Task directions
Give the entries again exactly, every one of them.

------ The data ------

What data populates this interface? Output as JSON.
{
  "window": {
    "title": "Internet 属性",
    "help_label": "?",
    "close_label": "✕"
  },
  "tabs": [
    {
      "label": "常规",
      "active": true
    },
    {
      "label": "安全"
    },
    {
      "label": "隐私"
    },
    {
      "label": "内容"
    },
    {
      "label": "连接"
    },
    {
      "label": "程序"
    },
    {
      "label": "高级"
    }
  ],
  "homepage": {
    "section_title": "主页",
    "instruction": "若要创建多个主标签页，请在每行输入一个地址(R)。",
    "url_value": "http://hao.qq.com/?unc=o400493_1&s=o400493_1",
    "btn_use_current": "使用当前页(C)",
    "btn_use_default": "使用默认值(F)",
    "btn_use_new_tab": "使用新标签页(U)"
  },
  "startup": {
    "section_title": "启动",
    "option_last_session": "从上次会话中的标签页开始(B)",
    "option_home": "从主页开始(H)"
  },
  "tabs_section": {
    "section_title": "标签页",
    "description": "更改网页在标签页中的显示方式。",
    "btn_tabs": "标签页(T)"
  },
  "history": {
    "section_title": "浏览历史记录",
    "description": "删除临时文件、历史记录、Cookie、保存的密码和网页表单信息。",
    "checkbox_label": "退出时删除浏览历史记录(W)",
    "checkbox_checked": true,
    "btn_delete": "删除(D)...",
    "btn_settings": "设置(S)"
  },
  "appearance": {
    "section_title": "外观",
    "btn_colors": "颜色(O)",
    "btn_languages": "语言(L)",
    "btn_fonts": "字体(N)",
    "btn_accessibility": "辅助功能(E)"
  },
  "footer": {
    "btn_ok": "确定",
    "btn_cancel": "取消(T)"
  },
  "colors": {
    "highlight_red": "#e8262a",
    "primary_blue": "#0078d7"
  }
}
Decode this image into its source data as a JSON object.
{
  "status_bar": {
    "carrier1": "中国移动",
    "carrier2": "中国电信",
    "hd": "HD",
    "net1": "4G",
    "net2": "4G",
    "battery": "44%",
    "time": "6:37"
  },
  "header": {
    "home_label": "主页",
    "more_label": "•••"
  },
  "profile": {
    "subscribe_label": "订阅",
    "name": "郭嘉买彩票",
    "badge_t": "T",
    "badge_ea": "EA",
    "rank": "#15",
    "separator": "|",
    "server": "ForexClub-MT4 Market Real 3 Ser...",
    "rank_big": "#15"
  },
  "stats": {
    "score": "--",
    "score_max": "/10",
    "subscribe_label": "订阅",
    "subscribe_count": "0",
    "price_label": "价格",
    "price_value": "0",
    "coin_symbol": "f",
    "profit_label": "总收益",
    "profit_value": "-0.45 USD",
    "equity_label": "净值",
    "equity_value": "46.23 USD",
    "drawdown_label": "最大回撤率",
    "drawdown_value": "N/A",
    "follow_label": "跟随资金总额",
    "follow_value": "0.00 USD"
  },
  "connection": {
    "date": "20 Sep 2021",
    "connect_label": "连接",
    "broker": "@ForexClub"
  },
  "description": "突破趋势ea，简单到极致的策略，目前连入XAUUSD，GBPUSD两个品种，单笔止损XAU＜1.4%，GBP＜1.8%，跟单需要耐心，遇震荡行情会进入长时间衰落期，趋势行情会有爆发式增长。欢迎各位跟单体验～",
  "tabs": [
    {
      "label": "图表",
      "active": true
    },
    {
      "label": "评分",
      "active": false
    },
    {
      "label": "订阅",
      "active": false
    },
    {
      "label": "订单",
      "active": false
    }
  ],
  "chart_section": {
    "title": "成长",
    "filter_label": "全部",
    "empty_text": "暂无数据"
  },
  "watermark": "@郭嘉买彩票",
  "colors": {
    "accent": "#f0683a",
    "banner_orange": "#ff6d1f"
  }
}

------

Expected answer
What data populates this interface? Output as JSON.
{
  "window": {
    "title": "Internet 属性",
    "help_label": "?",
    "close_label": "✕"
  },
  "tabs": [
    {
      "label": "常规",
      "active": true
    },
    {
      "label": "安全"
    },
    {
      "label": "隐私"
    },
    {
      "label": "内容"
    },
    {
      "label": "连接"
    },
    {
      "label": "程序"
    },
    {
      "label": "高级"
    }
  ],
  "homepage": {
    "section_title": "主页",
    "instruction": "若要创建多个主标签页，请在每行输入一个地址(R)。",
    "url_value": "http://hao.qq.com/?unc=o400493_1&s=o400493_1",
    "btn_use_current": "使用当前页(C)",
    "btn_use_default": "使用默认值(F)",
    "btn_use_new_tab": "使用新标签页(U)"
  },
  "startup": {
    "section_title": "启动",
    "option_last_session": "从上次会话中的标签页开始(B)",
    "option_home": "从主页开始(H)"
  },
  "tabs_section": {
    "section_title": "标签页",
    "description": "更改网页在标签页中的显示方式。",
    "btn_tabs": "标签页(T)"
  },
  "history": {
    "section_title": "浏览历史记录",
    "description": "删除临时文件、历史记录、Cookie、保存的密码和网页表单信息。",
    "checkbox_label": "退出时删除浏览历史记录(W)",
    "checkbox_checked": true,
    "btn_delete": "删除(D)...",
    "btn_settings": "设置(S)"
  },
  "appearance": {
    "section_title": "外观",
    "btn_colors": "颜色(O)",
    "btn_languages": "语言(L)",
    "btn_fonts": "字体(N)",
    "btn_accessibility": "辅助功能(E)"
  },
  "footer": {
    "btn_ok": "确定",
    "btn_cancel": "取消(T)"
  },
  "colors": {
    "highlight_red": "#e8262a",
    "primary_blue": "#0078d7"
  }
}
Decode this image into its source data as a JSON object.
{
  "status_bar": {
    "carrier1": "中国移动",
    "carrier2": "中国电信",
    "hd": "HD",
    "net1": "4G",
    "net2": "4G",
    "battery": "44%",
    "time": "6:37"
  },
  "header": {
    "home_label": "主页",
    "more_label": "•••"
  },
  "profile": {
    "subscribe_label": "订阅",
    "name": "郭嘉买彩票",
    "badge_t": "T",
    "badge_ea": "EA",
    "rank": "#15",
    "separator": "|",
    "server": "ForexClub-MT4 Market Real 3 Ser...",
    "rank_big": "#15"
  },
  "stats": {
    "score": "--",
    "score_max": "/10",
    "subscribe_label": "订阅",
    "subscribe_count": "0",
    "price_label": "价格",
    "price_value": "0",
    "coin_symbol": "f",
    "profit_label": "总收益",
    "profit_value": "-0.45 USD",
    "equity_label": "净值",
    "equity_value": "46.23 USD",
    "drawdown_label": "最大回撤率",
    "drawdown_value": "N/A",
    "follow_label": "跟随资金总额",
    "follow_value": "0.00 USD"
  },
  "connection": {
    "date": "20 Sep 2021",
    "connect_label": "连接",
    "broker": "@ForexClub"
  },
  "description": "突破趋势ea，简单到极致的策略，目前连入XAUUSD，GBPUSD两个品种，单笔止损XAU＜1.4%，GBP＜1.8%，跟单需要耐心，遇震荡行情会进入长时间衰落期，趋势行情会有爆发式增长。欢迎各位跟单体验～",
  "tabs": [
    {
      "label": "图表",
      "active": true
    },
    {
      "label": "评分",
      "active": false
    },
    {
      "label": "订阅",
      "active": false
    },
    {
      "label": "订单",
      "active": false
    }
  ],
  "chart_section": {
    "title": "成长",
    "filter_label": "全部",
    "empty_text": "暂无数据"
  },
  "watermark": "@郭嘉买彩票",
  "colors": {
    "accent": "#f0683a",
    "banner_orange": "#ff6d1f"
  }
}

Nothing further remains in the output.